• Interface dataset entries
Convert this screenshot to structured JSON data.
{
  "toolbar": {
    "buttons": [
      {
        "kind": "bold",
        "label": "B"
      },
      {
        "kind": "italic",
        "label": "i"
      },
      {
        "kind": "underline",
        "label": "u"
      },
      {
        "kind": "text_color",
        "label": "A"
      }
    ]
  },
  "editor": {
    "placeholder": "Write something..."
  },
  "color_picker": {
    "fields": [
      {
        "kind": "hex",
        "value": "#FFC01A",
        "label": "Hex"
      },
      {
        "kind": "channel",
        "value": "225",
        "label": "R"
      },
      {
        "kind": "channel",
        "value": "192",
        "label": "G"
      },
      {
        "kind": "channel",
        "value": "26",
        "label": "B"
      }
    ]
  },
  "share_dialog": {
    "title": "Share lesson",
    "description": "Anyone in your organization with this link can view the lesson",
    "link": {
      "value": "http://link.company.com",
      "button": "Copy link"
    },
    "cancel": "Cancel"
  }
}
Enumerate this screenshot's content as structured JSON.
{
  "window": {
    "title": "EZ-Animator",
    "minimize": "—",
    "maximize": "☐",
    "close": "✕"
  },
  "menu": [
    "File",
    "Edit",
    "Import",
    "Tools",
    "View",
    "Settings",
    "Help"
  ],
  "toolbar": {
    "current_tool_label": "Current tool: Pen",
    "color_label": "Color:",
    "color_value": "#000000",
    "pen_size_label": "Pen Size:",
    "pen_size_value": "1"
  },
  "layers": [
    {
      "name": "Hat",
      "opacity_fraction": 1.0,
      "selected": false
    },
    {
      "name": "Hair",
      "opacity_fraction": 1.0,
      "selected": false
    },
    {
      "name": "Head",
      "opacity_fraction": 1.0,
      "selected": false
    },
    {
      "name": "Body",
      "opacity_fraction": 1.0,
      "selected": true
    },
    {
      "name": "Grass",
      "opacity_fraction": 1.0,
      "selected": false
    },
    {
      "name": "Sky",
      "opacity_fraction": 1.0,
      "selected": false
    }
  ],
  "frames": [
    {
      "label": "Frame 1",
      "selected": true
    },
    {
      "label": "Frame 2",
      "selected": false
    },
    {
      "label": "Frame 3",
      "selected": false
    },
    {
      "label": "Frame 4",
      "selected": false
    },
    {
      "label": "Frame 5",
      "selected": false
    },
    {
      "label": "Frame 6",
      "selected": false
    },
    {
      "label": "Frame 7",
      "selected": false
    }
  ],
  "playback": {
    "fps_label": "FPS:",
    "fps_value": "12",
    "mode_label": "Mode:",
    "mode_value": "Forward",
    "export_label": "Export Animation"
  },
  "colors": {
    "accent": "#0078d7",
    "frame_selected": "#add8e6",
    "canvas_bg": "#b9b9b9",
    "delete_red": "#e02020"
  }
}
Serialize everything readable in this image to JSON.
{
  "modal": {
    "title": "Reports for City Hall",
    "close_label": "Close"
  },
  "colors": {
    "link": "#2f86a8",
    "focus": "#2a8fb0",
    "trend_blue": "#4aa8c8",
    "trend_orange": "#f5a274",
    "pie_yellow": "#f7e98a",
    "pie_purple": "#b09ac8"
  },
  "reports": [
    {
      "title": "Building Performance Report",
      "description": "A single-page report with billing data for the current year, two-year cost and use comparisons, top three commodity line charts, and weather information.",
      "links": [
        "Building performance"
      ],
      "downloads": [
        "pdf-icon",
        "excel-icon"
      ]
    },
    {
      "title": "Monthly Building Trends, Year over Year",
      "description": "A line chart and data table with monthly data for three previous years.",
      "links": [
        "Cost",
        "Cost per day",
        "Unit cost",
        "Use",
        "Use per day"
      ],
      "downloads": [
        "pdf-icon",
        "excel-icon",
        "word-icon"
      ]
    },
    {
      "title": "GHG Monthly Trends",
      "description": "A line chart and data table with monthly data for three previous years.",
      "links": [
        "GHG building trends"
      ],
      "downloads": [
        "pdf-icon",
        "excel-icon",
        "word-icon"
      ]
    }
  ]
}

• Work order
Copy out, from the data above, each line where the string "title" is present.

• Answer section
    "title": "Share lesson",
    "title": "EZ-Animator",
    "title": "Reports for City Hall",
      "title": "Building Performance Report",
      "title": "Monthly Building Trends, Year over Year",
      "title": "GHG Monthly Trends",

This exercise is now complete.